- Activity: Find every line in the records below that contains the word "value", and copy each such line.

- Records from a collection:
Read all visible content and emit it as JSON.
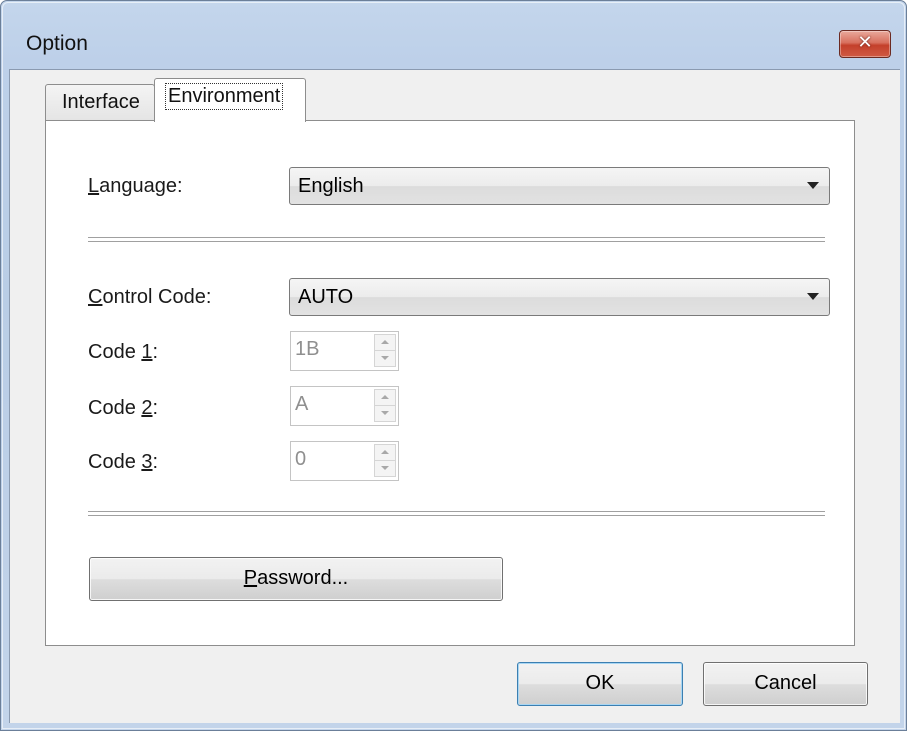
{
  "window": {
    "title": "Option",
    "close_glyph": "✕"
  },
  "tabs": [
    {
      "label": "Interface",
      "selected": false
    },
    {
      "label": "Environment",
      "selected": true
    }
  ],
  "language": {
    "label_mnemonic": "L",
    "label_rest": "anguage:",
    "value": "English"
  },
  "control_code": {
    "label_mnemonic": "C",
    "label_rest": "ontrol Code:",
    "value": "AUTO"
  },
  "codes": [
    {
      "label_prefix": "Code ",
      "mnemonic": "1",
      "suffix": ":",
      "value": "1B"
    },
    {
      "label_prefix": "Code ",
      "mnemonic": "2",
      "suffix": ":",
      "value": "A"
    },
    {
      "label_prefix": "Code ",
      "mnemonic": "3",
      "suffix": ":",
      "value": "0"
    }
  ],
  "password_button": {
    "mnemonic": "P",
    "rest": "assword..."
  },
  "footer": {
    "ok_label": "OK",
    "cancel_label": "Cancel"
  },
  "colors": {
    "frame": "#bdd0e9",
    "close_button": "#c4402b",
    "panel": "#ffffff",
    "disabled_text": "#8f8f8f"
  }
}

- The answer:
    "value": "English"
    "value": "AUTO"
      "value": "1B"
      "value": "A"
      "value": "0"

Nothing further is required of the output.